▶ **WHAT THE TASK ASKS**
Nothing but the data below, returned exactly, should appear in the answer.

BEGIN INFORMATION GIVEN

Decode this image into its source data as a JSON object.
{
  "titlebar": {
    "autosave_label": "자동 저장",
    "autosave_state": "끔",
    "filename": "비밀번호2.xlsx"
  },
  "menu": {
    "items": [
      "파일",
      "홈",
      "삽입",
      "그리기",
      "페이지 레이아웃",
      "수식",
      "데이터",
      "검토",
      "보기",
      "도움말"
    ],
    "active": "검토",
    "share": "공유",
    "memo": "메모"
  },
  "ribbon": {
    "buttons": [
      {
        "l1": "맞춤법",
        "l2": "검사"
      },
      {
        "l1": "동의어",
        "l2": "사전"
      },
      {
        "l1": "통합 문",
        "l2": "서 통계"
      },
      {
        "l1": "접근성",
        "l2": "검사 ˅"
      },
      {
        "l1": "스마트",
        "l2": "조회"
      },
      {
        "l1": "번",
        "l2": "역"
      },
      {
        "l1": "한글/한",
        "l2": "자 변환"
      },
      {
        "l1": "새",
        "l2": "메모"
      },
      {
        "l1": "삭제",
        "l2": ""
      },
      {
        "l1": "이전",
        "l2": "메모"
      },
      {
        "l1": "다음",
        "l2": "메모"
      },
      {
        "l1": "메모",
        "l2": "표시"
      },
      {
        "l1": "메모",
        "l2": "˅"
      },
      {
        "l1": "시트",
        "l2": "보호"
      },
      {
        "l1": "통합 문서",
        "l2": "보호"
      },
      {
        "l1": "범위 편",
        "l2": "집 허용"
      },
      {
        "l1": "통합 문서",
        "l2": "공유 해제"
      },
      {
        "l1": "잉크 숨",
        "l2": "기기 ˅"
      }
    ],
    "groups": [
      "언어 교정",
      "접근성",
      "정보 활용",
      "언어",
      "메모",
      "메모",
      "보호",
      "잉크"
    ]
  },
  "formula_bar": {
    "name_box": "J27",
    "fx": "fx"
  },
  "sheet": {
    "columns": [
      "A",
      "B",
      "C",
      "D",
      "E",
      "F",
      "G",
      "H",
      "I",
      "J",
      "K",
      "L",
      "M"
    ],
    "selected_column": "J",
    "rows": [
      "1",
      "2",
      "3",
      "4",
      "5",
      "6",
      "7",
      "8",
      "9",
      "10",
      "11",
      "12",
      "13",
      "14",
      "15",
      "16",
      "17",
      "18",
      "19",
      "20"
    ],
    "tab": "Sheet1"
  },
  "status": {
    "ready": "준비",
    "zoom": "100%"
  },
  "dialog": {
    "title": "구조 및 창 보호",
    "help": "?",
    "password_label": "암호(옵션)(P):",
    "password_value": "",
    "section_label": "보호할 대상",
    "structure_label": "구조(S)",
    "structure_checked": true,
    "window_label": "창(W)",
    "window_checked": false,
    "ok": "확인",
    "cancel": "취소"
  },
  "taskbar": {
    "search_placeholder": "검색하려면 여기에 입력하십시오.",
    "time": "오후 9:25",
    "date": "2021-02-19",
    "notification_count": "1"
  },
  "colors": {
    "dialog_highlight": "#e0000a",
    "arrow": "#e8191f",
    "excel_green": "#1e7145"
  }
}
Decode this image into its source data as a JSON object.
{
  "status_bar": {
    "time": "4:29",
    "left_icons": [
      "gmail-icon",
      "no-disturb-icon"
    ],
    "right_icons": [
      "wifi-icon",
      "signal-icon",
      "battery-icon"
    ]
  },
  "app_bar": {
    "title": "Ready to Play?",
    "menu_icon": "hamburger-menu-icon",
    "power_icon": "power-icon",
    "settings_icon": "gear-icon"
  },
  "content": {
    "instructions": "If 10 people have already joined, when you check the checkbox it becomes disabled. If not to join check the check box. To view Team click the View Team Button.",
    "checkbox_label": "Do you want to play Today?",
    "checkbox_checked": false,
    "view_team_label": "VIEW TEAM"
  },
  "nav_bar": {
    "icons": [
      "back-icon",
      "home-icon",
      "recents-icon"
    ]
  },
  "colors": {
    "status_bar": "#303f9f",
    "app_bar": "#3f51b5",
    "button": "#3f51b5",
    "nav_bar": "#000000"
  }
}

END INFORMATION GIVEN

▶ **SOLVED EXERCISE**
Decode this image into its source data as a JSON object.
{
  "titlebar": {
    "autosave_label": "자동 저장",
    "autosave_state": "끔",
    "filename": "비밀번호2.xlsx"
  },
  "menu": {
    "items": [
      "파일",
      "홈",
      "삽입",
      "그리기",
      "페이지 레이아웃",
      "수식",
      "데이터",
      "검토",
      "보기",
      "도움말"
    ],
    "active": "검토",
    "share": "공유",
    "memo": "메모"
  },
  "ribbon": {
    "buttons": [
      {
        "l1": "맞춤법",
        "l2": "검사"
      },
      {
        "l1": "동의어",
        "l2": "사전"
      },
      {
        "l1": "통합 문",
        "l2": "서 통계"
      },
      {
        "l1": "접근성",
        "l2": "검사 ˅"
      },
      {
        "l1": "스마트",
        "l2": "조회"
      },
      {
        "l1": "번",
        "l2": "역"
      },
      {
        "l1": "한글/한",
        "l2": "자 변환"
      },
      {
        "l1": "새",
        "l2": "메모"
      },
      {
        "l1": "삭제",
        "l2": ""
      },
      {
        "l1": "이전",
        "l2": "메모"
      },
      {
        "l1": "다음",
        "l2": "메모"
      },
      {
        "l1": "메모",
        "l2": "표시"
      },
      {
        "l1": "메모",
        "l2": "˅"
      },
      {
        "l1": "시트",
        "l2": "보호"
      },
      {
        "l1": "통합 문서",
        "l2": "보호"
      },
      {
        "l1": "범위 편",
        "l2": "집 허용"
      },
      {
        "l1": "통합 문서",
        "l2": "공유 해제"
      },
      {
        "l1": "잉크 숨",
        "l2": "기기 ˅"
      }
    ],
    "groups": [
      "언어 교정",
      "접근성",
      "정보 활용",
      "언어",
      "메모",
      "메모",
      "보호",
      "잉크"
    ]
  },
  "formula_bar": {
    "name_box": "J27",
    "fx": "fx"
  },
  "sheet": {
    "columns": [
      "A",
      "B",
      "C",
      "D",
      "E",
      "F",
      "G",
      "H",
      "I",
      "J",
      "K",
      "L",
      "M"
    ],
    "selected_column": "J",
    "rows": [
      "1",
      "2",
      "3",
      "4",
      "5",
      "6",
      "7",
      "8",
      "9",
      "10",
      "11",
      "12",
      "13",
      "14",
      "15",
      "16",
      "17",
      "18",
      "19",
      "20"
    ],
    "tab": "Sheet1"
  },
  "status": {
    "ready": "준비",
    "zoom": "100%"
  },
  "dialog": {
    "title": "구조 및 창 보호",
    "help": "?",
    "password_label": "암호(옵션)(P):",
    "password_value": "",
    "section_label": "보호할 대상",
    "structure_label": "구조(S)",
    "structure_checked": true,
    "window_label": "창(W)",
    "window_checked": false,
    "ok": "확인",
    "cancel": "취소"
  },
  "taskbar": {
    "search_placeholder": "검색하려면 여기에 입력하십시오.",
    "time": "오후 9:25",
    "date": "2021-02-19",
    "notification_count": "1"
  },
  "colors": {
    "dialog_highlight": "#e0000a",
    "arrow": "#e8191f",
    "excel_green": "#1e7145"
  }
}
Decode this image into its source data as a JSON object.
{
  "status_bar": {
    "time": "4:29",
    "left_icons": [
      "gmail-icon",
      "no-disturb-icon"
    ],
    "right_icons": [
      "wifi-icon",
      "signal-icon",
      "battery-icon"
    ]
  },
  "app_bar": {
    "title": "Ready to Play?",
    "menu_icon": "hamburger-menu-icon",
    "power_icon": "power-icon",
    "settings_icon": "gear-icon"
  },
  "content": {
    "instructions": "If 10 people have already joined, when you check the checkbox it becomes disabled. If not to join check the check box. To view Team click the View Team Button.",
    "checkbox_label": "Do you want to play Today?",
    "checkbox_checked": false,
    "view_team_label": "VIEW TEAM"
  },
  "nav_bar": {
    "icons": [
      "back-icon",
      "home-icon",
      "recents-icon"
    ]
  },
  "colors": {
    "status_bar": "#303f9f",
    "app_bar": "#3f51b5",
    "button": "#3f51b5",
    "nav_bar": "#000000"
  }
}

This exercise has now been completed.